Your task: Look through the lines below and extract each one that contains "folder".

The data:
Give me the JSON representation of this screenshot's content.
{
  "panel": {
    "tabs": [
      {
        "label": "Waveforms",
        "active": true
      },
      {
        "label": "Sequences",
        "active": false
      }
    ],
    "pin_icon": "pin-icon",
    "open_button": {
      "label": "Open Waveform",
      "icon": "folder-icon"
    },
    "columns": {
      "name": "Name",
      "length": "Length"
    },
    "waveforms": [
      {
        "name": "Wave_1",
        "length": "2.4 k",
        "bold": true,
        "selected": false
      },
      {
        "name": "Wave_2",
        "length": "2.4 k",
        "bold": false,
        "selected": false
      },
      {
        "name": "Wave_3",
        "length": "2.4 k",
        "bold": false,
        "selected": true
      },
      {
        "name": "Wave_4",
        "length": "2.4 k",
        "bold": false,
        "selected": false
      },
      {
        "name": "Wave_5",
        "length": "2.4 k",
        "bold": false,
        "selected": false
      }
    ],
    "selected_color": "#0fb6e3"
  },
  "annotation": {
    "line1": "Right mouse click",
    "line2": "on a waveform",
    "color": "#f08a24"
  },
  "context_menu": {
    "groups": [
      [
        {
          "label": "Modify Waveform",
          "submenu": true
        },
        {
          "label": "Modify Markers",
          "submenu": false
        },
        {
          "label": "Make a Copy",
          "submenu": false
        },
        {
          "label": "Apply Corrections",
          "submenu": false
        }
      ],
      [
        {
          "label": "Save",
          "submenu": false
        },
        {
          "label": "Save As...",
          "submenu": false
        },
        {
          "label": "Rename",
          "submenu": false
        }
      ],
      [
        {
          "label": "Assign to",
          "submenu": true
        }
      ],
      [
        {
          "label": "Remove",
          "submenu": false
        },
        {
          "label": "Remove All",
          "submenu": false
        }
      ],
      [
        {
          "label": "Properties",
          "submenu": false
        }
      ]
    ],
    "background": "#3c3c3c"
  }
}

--

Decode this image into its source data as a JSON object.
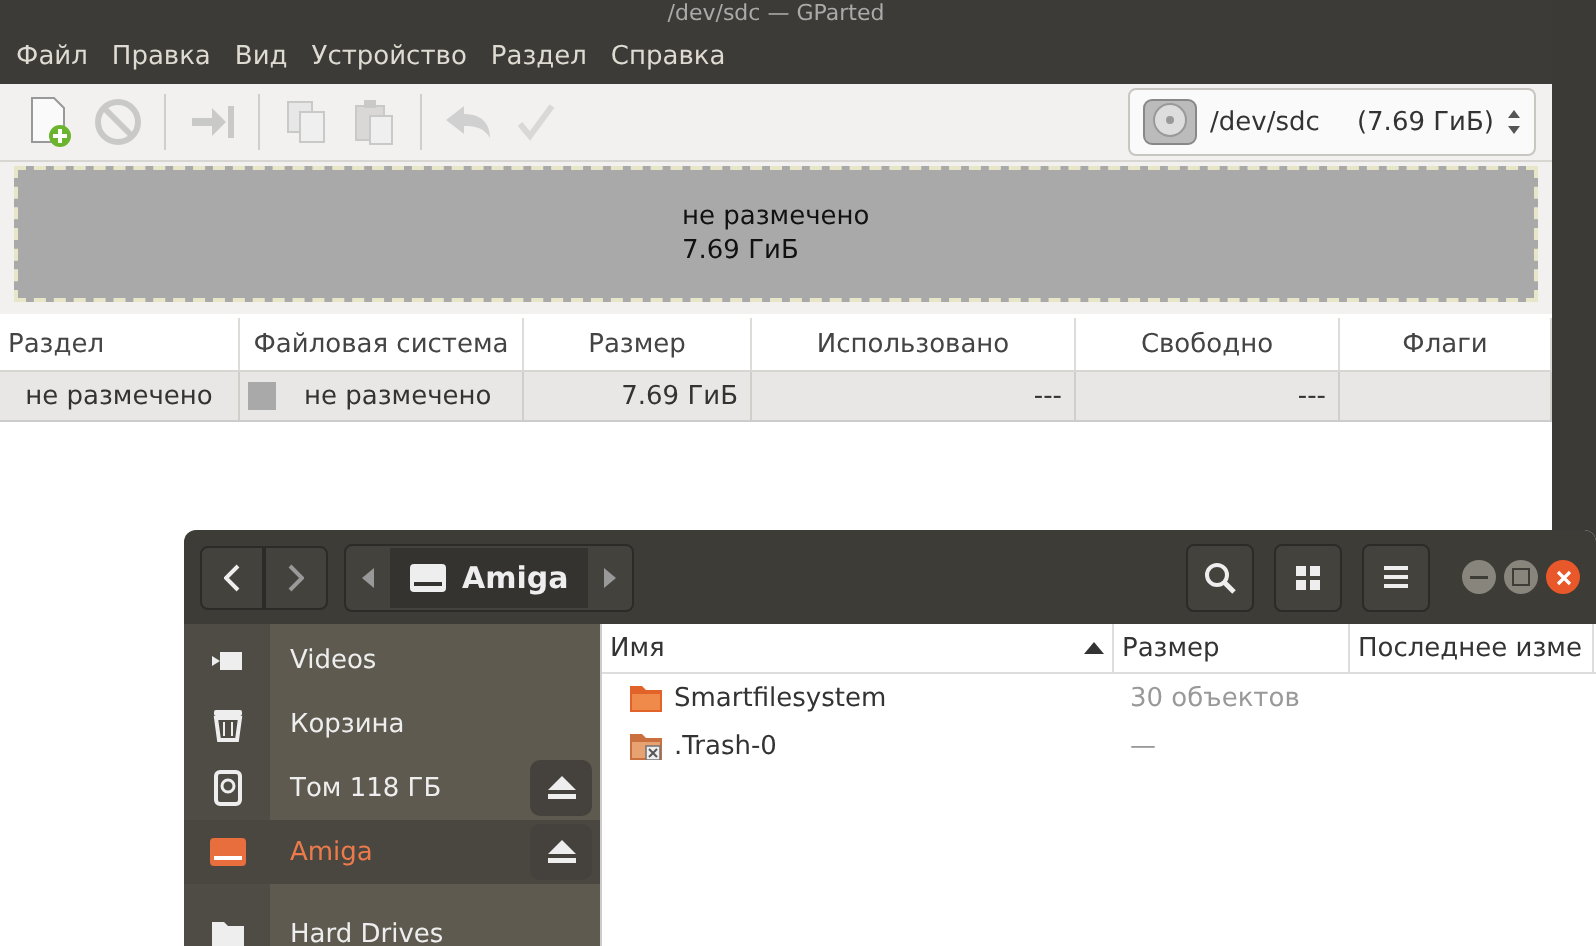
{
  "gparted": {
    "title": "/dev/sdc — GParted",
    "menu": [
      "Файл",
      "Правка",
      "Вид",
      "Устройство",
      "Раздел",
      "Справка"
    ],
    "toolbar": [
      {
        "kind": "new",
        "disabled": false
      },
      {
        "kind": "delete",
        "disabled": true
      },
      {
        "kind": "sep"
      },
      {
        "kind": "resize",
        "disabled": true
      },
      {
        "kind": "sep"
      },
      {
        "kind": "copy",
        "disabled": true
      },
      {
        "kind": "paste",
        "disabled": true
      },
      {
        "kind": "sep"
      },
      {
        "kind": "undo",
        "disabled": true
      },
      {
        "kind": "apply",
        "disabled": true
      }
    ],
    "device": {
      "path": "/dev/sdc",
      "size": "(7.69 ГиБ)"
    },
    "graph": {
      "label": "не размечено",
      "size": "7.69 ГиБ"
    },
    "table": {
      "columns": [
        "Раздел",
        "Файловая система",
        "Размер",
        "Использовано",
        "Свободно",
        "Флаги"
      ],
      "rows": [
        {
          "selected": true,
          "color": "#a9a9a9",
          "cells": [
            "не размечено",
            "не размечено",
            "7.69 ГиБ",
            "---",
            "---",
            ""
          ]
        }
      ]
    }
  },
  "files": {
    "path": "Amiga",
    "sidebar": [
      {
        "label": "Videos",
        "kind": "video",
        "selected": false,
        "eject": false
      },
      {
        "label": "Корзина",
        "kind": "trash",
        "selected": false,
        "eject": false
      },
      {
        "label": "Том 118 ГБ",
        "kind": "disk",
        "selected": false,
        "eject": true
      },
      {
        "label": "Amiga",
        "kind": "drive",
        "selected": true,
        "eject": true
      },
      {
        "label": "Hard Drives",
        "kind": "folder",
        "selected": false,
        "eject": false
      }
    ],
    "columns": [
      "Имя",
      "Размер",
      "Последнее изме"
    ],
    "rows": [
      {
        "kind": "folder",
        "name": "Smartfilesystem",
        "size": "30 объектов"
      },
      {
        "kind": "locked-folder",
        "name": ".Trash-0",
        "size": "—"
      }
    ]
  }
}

Output:
      "icon": "folder-icon"
        "kind": "folder",
        "kind": "folder",
        "kind": "locked-folder",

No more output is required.